(TASK DIRECTIONS) The records below are to be retyped in full. Keep every word.

(GIVEN ENTRIES)
((
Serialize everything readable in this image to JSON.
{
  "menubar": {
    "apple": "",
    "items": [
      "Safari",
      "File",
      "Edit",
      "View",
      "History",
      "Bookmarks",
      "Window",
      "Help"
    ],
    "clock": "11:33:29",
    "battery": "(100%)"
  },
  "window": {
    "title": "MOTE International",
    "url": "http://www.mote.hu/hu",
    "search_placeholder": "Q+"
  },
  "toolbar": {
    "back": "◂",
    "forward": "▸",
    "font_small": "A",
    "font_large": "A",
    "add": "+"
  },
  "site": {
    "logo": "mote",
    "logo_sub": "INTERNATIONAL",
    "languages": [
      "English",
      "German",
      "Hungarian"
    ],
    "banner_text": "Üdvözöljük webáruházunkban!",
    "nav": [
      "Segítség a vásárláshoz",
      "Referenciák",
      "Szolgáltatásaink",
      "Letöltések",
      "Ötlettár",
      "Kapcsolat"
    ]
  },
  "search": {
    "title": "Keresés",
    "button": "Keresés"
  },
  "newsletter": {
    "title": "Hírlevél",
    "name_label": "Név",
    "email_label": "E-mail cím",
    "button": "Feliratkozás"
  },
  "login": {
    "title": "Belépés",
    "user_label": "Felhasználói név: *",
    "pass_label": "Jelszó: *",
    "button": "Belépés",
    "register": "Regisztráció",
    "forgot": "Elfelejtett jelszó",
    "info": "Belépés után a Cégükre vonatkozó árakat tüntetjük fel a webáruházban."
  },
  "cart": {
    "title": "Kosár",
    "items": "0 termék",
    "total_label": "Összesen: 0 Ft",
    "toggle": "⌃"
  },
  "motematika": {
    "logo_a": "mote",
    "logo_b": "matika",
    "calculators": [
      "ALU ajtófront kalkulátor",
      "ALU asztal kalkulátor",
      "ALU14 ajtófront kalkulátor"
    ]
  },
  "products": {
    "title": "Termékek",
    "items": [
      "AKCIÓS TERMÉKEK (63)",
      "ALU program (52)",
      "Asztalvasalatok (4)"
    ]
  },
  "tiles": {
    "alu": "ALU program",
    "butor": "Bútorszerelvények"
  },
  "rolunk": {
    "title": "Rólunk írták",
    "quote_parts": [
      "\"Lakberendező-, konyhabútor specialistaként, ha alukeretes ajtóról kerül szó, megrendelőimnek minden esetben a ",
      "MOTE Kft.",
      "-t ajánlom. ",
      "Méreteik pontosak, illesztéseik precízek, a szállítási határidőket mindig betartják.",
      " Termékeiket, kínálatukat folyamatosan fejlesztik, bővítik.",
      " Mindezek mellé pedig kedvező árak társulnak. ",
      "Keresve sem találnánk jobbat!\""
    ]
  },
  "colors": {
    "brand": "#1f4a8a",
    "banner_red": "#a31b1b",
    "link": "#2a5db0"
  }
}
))
(RESPONSE BELOW)
Serialize everything readable in this image to JSON.
{
  "menubar": {
    "apple": "",
    "items": [
      "Safari",
      "File",
      "Edit",
      "View",
      "History",
      "Bookmarks",
      "Window",
      "Help"
    ],
    "clock": "11:33:29",
    "battery": "(100%)"
  },
  "window": {
    "title": "MOTE International",
    "url": "http://www.mote.hu/hu",
    "search_placeholder": "Q+"
  },
  "toolbar": {
    "back": "◂",
    "forward": "▸",
    "font_small": "A",
    "font_large": "A",
    "add": "+"
  },
  "site": {
    "logo": "mote",
    "logo_sub": "INTERNATIONAL",
    "languages": [
      "English",
      "German",
      "Hungarian"
    ],
    "banner_text": "Üdvözöljük webáruházunkban!",
    "nav": [
      "Segítség a vásárláshoz",
      "Referenciák",
      "Szolgáltatásaink",
      "Letöltések",
      "Ötlettár",
      "Kapcsolat"
    ]
  },
  "search": {
    "title": "Keresés",
    "button": "Keresés"
  },
  "newsletter": {
    "title": "Hírlevél",
    "name_label": "Név",
    "email_label": "E-mail cím",
    "button": "Feliratkozás"
  },
  "login": {
    "title": "Belépés",
    "user_label": "Felhasználói név: *",
    "pass_label": "Jelszó: *",
    "button": "Belépés",
    "register": "Regisztráció",
    "forgot": "Elfelejtett jelszó",
    "info": "Belépés után a Cégükre vonatkozó árakat tüntetjük fel a webáruházban."
  },
  "cart": {
    "title": "Kosár",
    "items": "0 termék",
    "total_label": "Összesen: 0 Ft",
    "toggle": "⌃"
  },
  "motematika": {
    "logo_a": "mote",
    "logo_b": "matika",
    "calculators": [
      "ALU ajtófront kalkulátor",
      "ALU asztal kalkulátor",
      "ALU14 ajtófront kalkulátor"
    ]
  },
  "products": {
    "title": "Termékek",
    "items": [
      "AKCIÓS TERMÉKEK (63)",
      "ALU program (52)",
      "Asztalvasalatok (4)"
    ]
  },
  "tiles": {
    "alu": "ALU program",
    "butor": "Bútorszerelvények"
  },
  "rolunk": {
    "title": "Rólunk írták",
    "quote_parts": [
      "\"Lakberendező-, konyhabútor specialistaként, ha alukeretes ajtóról kerül szó, megrendelőimnek minden esetben a ",
      "MOTE Kft.",
      "-t ajánlom. ",
      "Méreteik pontosak, illesztéseik precízek, a szállítási határidőket mindig betartják.",
      " Termékeiket, kínálatukat folyamatosan fejlesztik, bővítik.",
      " Mindezek mellé pedig kedvező árak társulnak. ",
      "Keresve sem találnánk jobbat!\""
    ]
  },
  "colors": {
    "brand": "#1f4a8a",
    "banner_red": "#a31b1b",
    "link": "#2a5db0"
  }
}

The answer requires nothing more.